This compromise position was based on Flags legislation brought forward by the British government and which unionist leaders at the time recommended
This April the Good Friday Agreement will be 15 years old.It too was a compromise between conflicting political positions.
It’s success is to be found in the lives saved; the peace that has been achieved; the power sharing arrangements that are working; and the numbers of young people, who unlike their parents or grandparents, have had no experience of conflict.
So, where do we go from here?
It is clear that there are some among unionism who want to turn the clock back. Who believe that mutual respect means nationalists accepting that the unionist ethos must dominate.
That’s not mutual respect or equality. Nor does it reflect the political and demographic realities of today. 90 years ago the northern state was carved out of the rest of the island on the basis that it provided unionists with what was then believed to be a permanent in-built two thirds majority
In the most recent census figures published just before Christmas less than half of the population designated themselves as being British. 40% said they had a British only identity.
A quarter of citizens stated that they had an Irish only identity while 21% said they had a northern Irish only identity. That’s 46% of the population rejecting a British identity and seeing themselves as Irish.
So, the north is not as British as Finchley – as Margaret Thatcher once claimed – and unionists have to accept that almost half of citizens in the north have a different identity.
Could this gradual change in demographics and in peoples’ opinions be part of the motivation of those who seek to stoke the sectarian fires?
Could the decline in the unionist vote be part of the rational for the response of some unionists to the changes that are taking place?
Playing the orange card – fuelling sectarian divisions – is an old unionist and British tactic used to mobilise unionist opinion and put nationalists in their place.
It is a dangerous tactic which in the past brought pogroms and partition and decades of violence.
The vast majority of the protests taking place around the flag issue are illegal.

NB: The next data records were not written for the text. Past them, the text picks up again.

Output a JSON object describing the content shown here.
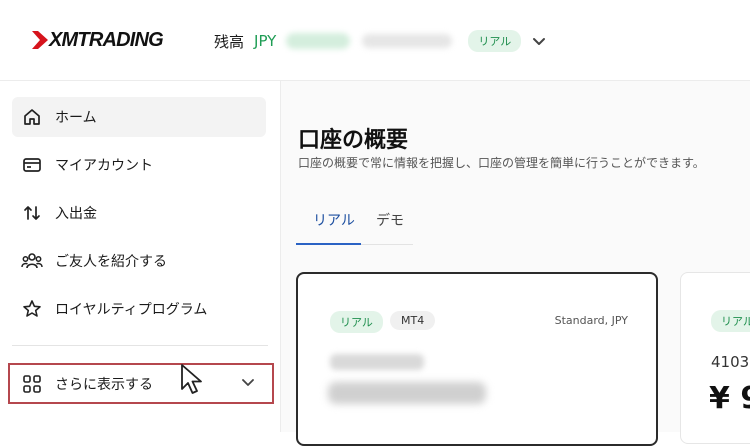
{
  "header": {
    "logo_text": "XMTRADING",
    "balance_label": "残高",
    "currency": "JPY",
    "badge": "リアル"
  },
  "sidebar": {
    "items": [
      {
        "label": "ホーム",
        "icon": "home-icon"
      },
      {
        "label": "マイアカウント",
        "icon": "card-icon"
      },
      {
        "label": "入出金",
        "icon": "transfer-arrows-icon"
      },
      {
        "label": "ご友人を紹介する",
        "icon": "people-icon"
      },
      {
        "label": "ロイヤルティプログラム",
        "icon": "star-icon"
      }
    ],
    "more_label": "さらに表示する"
  },
  "main": {
    "title": "口座の概要",
    "subtitle": "口座の概要で常に情報を把握し、口座の管理を簡単に行うことができます。",
    "tabs": [
      {
        "label": "リアル",
        "active": true
      },
      {
        "label": "デモ",
        "active": false
      }
    ],
    "cards": [
      {
        "badge": "リアル",
        "platform": "MT4",
        "type": "Standard, JPY"
      },
      {
        "badge": "リアル",
        "number": "4103",
        "amount": "¥ 9"
      }
    ]
  },
  "colors": {
    "accent_green": "#1f9d55",
    "tab_blue": "#2a62c4",
    "highlight_border": "#b5474d"
  }
}
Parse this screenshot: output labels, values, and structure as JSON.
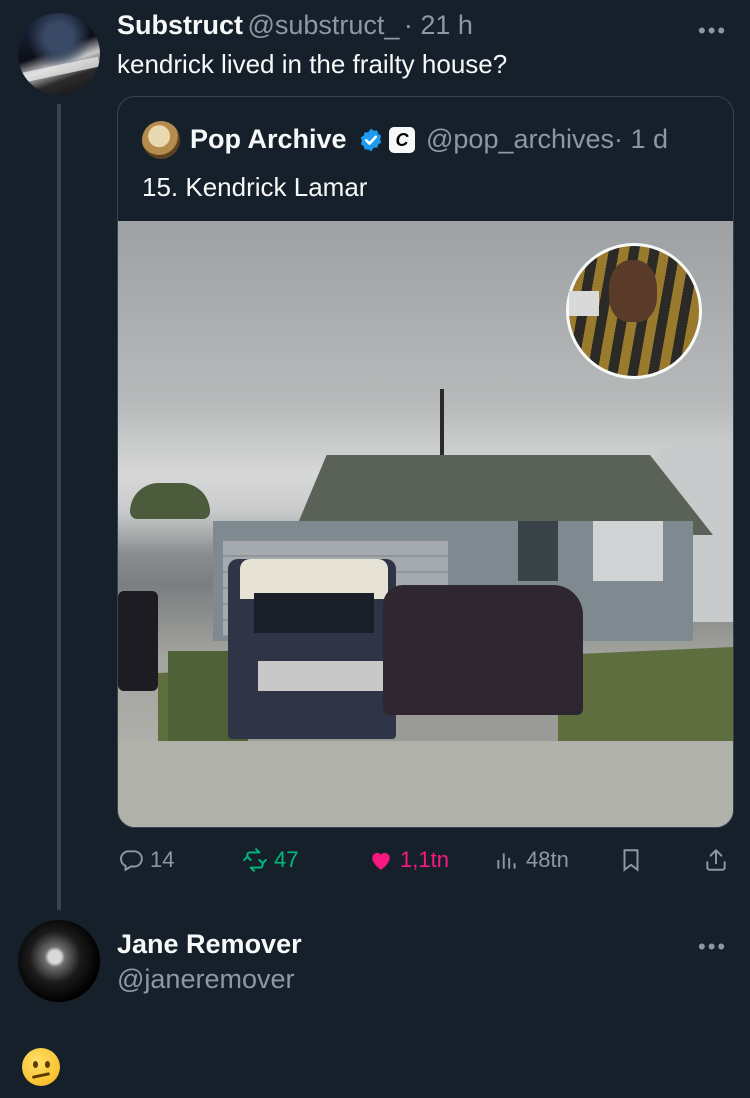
{
  "tweet": {
    "author_name": "Substruct",
    "author_handle": "@substruct_",
    "time": "· 21 h",
    "text": "kendrick lived in the frailty house?",
    "more": "•••"
  },
  "quote": {
    "author_name": "Pop Archive",
    "author_handle": "@pop_archives",
    "time": "· 1 d",
    "affiliate_badge": "C",
    "text": "15. Kendrick Lamar"
  },
  "actions": {
    "replies": "14",
    "reposts": "47",
    "likes": "1,1tn",
    "views": "48tn"
  },
  "reply": {
    "author_name": "Jane Remover",
    "author_handle": "@janeremover",
    "more": "•••"
  },
  "colors": {
    "background": "#15202b",
    "text": "#f7f9f9",
    "muted": "#8b98a5",
    "repost_green": "#00ba7c",
    "like_pink": "#f91880",
    "verified_blue": "#1d9bf0"
  }
}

Most are being organised by BNP, UVF and criminal elements, some of whom are well known drug pushers. They are seeking to exploit this situation for their own ends.

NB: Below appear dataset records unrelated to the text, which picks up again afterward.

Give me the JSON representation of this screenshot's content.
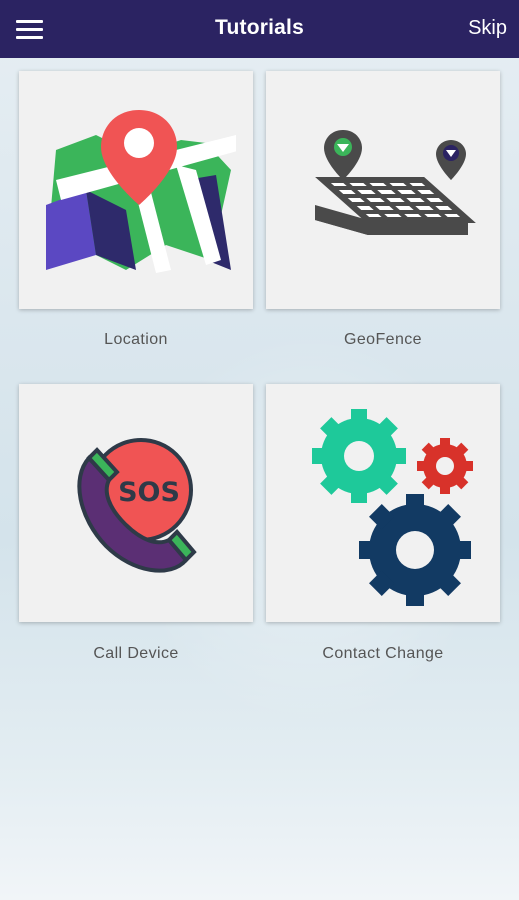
{
  "header": {
    "menu_icon": "hamburger-menu-icon",
    "title": "Tutorials",
    "skip_label": "Skip"
  },
  "tiles": [
    {
      "label": "Location",
      "icon": "map-pin-icon"
    },
    {
      "label": "GeoFence",
      "icon": "geofence-grid-icon"
    },
    {
      "label": "Call Device",
      "icon": "sos-phone-icon",
      "icon_text": "SOS"
    },
    {
      "label": "Contact Change",
      "icon": "gears-icon"
    }
  ],
  "colors": {
    "header_bg": "#2b2362",
    "tile_bg": "#f1f1f1",
    "pin_red": "#f05454",
    "map_green": "#3bb55a",
    "map_purple": "#5b48c2",
    "gear_teal": "#1ec99a",
    "gear_red": "#d8322a",
    "gear_navy": "#123a63"
  }
}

There is an expectation across the community that those who are organising these protests will be subjected to due process and that the protests will be policed in a fair way.
As political leaders on this island reflect on the events of recent weeks it is important to understand that the Good Friday Agreement must not be taken for granted. It requires constant attention and work.
There are important parts of the Agreement still not implemented – for example a Bill of Rights and legacy issues. These matters must be addressed.
After the Massereene attack in 2009 in which two British soldiers were killed Martin McGuinness and Peter Robinson brought together all of the political leaders, church and civic leaders to map out a way forward and to ensure that the tiny minority of voices who want to undermine the progress that has been made do not succeed.
That approach is needed again. The Unionist Forum established by the DUP and UUP may have a role to play but it is limited. Stability and inclusivity and progress are not in the gift of one section of people. Everyone has to be involved.
We need an all-party, cross community response to the flag protests and the violence which has accompanied them. It also needs to address all of the other outstanding issues.
This will be a huge challenge. Republicans do not underestimate the problems involved and in particular the difficulties facing unionism. But there can be no going back. The tiny minorities who want to cling to the past must be rejected. Sectarianism must be tackled and ended. The promise of the Good Friday Agreement for a new society in which all citizens are respected, and where fairness and justice and equality are the guiding principles, has to be advanced.